Walter's shoulder separation will keep him from appearing in the Sun Bowl, a cruel end to a fabulous career. Softening the blow somewhat is that all of the pre-bowl practices can be now devoted to Keller, who demonstrated both poise and savvy in his unexpected appearance. Dividends will be realized next year as well as Keller will have a more significant than anticipated head start going into the spring and fall camps and the 2005 season. Sometimes, when you fall out of a tree you are able to land on your feet. ASU may have done just that…
Notre Dame @ USC (Nov 27) (Pick: wrong pick2)
Been there, done that. Again. Notre Dame did force the issue initially, but the outcome really was never in doubt. Clearly the major story to develop in the days following this game was the dismissal of Notre Dame head coach Tyrone Willingham. Once again, a future edition of Quick Quacks is the better forum for that discussion.
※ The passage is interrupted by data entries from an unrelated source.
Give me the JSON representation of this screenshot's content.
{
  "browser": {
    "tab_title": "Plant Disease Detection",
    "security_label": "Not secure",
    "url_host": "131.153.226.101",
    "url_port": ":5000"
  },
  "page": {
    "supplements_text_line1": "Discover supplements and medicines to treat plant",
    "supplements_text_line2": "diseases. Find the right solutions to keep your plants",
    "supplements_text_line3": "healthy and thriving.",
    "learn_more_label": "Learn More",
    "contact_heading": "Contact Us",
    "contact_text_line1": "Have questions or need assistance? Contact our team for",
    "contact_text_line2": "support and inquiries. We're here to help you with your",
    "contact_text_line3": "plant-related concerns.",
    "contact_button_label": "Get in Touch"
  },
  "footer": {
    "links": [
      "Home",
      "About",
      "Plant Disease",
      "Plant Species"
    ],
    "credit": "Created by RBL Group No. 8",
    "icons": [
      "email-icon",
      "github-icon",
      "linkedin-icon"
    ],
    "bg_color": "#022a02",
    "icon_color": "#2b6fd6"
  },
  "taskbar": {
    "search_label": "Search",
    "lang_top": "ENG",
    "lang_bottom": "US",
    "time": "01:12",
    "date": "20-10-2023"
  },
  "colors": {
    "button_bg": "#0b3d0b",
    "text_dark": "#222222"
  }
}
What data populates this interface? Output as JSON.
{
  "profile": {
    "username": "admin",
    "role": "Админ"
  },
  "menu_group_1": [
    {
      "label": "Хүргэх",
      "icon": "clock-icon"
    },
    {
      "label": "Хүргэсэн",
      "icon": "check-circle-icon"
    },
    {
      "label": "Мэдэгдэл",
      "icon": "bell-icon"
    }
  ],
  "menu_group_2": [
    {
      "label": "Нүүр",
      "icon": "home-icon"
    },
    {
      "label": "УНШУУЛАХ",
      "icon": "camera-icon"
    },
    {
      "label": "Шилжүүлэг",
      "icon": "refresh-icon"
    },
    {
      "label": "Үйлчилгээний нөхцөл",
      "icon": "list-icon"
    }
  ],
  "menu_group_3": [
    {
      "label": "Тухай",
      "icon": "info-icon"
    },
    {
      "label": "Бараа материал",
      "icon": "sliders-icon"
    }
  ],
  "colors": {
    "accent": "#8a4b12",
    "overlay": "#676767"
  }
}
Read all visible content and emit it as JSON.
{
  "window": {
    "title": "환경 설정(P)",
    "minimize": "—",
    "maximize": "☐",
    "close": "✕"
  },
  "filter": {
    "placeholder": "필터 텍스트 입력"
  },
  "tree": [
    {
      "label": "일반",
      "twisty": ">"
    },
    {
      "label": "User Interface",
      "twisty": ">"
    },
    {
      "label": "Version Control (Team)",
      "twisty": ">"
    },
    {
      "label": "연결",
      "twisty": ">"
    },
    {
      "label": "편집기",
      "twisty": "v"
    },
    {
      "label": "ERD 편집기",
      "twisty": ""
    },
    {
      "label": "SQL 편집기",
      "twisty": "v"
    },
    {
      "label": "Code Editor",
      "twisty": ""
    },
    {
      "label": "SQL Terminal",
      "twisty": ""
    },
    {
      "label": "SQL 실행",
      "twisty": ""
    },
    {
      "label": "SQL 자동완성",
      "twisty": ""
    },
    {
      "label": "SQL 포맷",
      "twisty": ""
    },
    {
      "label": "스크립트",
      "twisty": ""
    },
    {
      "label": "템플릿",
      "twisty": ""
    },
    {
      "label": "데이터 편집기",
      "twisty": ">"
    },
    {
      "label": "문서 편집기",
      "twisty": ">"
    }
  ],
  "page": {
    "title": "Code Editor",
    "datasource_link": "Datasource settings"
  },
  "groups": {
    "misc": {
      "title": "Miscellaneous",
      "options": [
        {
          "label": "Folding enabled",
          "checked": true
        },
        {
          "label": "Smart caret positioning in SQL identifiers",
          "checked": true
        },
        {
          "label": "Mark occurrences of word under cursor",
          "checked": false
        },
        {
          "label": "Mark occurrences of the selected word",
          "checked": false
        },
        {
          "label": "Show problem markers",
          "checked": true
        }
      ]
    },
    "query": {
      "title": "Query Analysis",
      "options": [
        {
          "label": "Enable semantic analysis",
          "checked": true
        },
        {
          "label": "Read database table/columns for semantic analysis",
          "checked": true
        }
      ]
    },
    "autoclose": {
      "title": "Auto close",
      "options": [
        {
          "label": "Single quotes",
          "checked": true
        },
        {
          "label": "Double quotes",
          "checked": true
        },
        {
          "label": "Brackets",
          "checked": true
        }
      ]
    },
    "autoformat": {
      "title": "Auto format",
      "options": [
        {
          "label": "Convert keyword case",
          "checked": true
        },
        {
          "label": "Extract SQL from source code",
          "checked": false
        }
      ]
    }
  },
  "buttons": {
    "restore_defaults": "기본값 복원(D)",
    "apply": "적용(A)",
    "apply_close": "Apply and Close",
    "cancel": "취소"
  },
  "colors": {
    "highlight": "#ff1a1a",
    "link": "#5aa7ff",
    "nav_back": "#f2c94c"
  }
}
The point here is what it has been all season long; USC has an uncanny knack of playing a bit casually and in the process appear perhaps vulnerable, only to identify exactly when in the game to impose their will upon the outcome and then very effectively do so. They are quite a football team to behold and I will be very surprised if either Oklahoma or Auburn proves to be capable of forcing any material change to that process. Stated another way, Oklahoma and Auburn have both played their best games of the season. USC hasn't yet, but is planning to do so on Jan 4.
A quick recap of this weekend's games from the last edition of "Out of the Pac" has us on record of favoring USC against UCLA (35-17) and California over Southern Mississippi to join the Trojans in the BCS merrymaking over the New Year holiday.
Until a review of spring practices and then again when fall camps get underway, this will be the last "Out of the Pac" posting. A quick review of these two contests will be included in that frequently referred to "future edition of Quick Quacks".